**** Information ****

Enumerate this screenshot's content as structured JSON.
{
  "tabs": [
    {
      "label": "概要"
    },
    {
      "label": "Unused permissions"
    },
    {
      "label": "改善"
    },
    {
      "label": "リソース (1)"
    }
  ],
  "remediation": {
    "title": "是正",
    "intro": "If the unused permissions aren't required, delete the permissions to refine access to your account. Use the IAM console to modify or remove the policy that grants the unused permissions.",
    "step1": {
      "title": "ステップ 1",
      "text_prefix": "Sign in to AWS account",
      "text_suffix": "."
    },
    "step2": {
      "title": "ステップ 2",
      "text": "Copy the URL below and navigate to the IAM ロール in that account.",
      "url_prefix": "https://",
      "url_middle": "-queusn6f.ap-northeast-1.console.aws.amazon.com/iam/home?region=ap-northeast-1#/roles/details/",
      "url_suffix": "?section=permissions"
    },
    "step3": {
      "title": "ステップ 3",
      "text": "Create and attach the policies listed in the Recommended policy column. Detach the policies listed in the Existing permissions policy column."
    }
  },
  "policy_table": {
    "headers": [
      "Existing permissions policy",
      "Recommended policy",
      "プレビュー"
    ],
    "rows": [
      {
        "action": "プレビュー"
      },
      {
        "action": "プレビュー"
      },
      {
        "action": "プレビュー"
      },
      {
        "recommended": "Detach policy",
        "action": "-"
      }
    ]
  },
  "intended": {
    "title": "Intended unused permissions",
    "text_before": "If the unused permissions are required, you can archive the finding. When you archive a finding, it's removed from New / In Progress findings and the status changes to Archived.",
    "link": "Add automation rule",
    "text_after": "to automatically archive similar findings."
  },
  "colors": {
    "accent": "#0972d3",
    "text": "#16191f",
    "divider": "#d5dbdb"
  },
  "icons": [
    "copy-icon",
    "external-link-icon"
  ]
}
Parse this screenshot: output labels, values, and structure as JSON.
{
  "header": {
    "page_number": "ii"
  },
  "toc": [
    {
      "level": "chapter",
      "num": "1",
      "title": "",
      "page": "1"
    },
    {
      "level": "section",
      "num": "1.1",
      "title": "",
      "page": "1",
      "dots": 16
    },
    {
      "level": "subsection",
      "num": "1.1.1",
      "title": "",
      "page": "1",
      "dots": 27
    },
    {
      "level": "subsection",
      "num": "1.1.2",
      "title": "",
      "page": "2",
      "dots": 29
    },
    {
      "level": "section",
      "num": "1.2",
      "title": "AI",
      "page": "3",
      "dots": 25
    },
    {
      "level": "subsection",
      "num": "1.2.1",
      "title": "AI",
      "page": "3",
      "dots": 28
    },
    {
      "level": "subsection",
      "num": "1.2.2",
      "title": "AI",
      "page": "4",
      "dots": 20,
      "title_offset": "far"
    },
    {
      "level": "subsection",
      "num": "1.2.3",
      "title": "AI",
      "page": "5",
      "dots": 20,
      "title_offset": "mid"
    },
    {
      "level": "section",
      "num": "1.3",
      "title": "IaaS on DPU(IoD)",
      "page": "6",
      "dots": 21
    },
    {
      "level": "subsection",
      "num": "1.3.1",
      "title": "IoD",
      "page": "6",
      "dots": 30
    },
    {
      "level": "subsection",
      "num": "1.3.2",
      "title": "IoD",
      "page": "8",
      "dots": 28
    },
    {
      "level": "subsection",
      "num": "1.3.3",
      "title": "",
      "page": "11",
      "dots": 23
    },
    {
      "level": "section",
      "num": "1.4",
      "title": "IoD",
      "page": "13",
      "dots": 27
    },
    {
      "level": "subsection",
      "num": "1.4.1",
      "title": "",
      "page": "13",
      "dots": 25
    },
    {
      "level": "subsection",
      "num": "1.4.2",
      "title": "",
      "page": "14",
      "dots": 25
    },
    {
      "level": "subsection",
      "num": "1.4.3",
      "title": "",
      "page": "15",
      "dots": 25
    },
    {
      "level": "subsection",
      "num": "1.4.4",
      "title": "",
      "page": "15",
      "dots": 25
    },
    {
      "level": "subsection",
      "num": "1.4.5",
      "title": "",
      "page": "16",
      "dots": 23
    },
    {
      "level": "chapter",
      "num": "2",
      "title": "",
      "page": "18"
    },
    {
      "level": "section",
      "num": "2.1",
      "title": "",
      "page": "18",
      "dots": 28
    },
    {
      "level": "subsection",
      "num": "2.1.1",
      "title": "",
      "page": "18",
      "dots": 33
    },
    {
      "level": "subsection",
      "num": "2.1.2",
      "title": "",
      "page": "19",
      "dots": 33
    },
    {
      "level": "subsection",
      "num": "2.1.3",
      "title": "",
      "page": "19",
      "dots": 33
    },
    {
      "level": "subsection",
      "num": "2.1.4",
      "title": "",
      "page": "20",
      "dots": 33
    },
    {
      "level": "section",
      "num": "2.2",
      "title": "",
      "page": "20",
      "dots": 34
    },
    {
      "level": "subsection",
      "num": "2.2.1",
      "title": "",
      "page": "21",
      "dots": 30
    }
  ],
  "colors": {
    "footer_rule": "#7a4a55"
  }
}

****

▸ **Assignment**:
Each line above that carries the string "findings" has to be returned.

▸ **Solved problem**:
    "text_before": "If the unused permissions are required, you can archive the finding. When you archive a finding, it's removed from New / In Progress findings and the status changes to Archived.",
    "text_after": "to automatically archive similar findings."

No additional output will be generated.